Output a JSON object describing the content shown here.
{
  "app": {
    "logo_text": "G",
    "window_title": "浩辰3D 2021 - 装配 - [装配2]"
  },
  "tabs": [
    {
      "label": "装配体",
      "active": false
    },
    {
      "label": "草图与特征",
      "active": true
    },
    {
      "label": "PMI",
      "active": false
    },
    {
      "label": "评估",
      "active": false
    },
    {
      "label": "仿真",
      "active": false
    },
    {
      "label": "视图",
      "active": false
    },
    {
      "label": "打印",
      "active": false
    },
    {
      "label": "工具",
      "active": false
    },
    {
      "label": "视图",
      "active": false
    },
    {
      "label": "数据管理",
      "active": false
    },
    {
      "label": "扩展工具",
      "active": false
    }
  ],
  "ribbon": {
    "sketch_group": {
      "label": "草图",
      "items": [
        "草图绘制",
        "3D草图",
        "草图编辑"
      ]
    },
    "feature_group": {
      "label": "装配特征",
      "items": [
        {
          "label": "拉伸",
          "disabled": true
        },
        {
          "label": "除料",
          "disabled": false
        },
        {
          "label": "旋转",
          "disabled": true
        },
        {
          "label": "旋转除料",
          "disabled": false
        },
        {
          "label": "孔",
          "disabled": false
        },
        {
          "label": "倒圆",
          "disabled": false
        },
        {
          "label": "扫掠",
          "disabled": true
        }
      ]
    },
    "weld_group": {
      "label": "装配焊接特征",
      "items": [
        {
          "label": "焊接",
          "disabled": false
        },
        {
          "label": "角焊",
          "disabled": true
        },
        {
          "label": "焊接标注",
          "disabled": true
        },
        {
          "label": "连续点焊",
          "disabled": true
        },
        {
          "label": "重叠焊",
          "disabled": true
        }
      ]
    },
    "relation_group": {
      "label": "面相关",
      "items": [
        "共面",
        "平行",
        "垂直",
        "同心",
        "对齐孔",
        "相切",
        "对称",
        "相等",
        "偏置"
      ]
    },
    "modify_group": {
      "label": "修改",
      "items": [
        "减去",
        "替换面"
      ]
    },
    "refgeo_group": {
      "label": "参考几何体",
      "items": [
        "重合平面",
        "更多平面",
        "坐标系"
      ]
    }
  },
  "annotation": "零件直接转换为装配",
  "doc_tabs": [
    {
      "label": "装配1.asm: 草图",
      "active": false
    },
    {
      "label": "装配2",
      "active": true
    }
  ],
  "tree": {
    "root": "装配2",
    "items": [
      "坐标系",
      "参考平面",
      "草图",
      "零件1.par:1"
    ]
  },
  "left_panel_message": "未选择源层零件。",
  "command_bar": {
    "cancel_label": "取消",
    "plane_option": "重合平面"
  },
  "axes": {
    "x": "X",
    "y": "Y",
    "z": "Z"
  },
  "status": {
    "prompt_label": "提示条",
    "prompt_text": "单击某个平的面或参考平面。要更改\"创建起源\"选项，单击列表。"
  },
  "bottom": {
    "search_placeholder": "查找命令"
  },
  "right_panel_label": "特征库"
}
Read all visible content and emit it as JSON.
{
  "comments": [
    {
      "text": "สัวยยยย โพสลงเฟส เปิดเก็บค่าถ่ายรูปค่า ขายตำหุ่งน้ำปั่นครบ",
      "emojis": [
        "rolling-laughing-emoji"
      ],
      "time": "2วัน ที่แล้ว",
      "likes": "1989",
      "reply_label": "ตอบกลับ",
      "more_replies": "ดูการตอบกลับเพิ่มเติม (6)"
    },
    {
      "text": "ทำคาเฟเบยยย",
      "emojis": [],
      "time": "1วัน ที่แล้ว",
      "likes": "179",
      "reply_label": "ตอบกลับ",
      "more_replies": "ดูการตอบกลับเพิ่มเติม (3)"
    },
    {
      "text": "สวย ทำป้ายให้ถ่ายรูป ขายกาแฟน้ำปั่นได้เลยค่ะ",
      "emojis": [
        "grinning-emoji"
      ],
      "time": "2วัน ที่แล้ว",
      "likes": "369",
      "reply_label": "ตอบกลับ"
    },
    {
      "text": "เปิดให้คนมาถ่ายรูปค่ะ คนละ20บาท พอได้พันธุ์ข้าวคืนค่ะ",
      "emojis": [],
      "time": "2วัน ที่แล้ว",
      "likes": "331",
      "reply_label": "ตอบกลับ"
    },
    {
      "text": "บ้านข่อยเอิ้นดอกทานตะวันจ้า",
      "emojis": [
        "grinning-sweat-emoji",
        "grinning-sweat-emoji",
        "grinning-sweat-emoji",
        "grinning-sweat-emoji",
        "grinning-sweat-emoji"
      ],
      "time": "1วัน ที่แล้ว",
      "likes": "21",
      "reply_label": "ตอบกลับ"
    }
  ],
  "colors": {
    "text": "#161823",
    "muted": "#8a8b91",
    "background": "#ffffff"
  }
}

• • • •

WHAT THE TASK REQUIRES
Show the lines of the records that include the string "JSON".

EXERCISE ANSWER
Output a JSON object describing the content shown here.
Read all visible content and emit it as JSON.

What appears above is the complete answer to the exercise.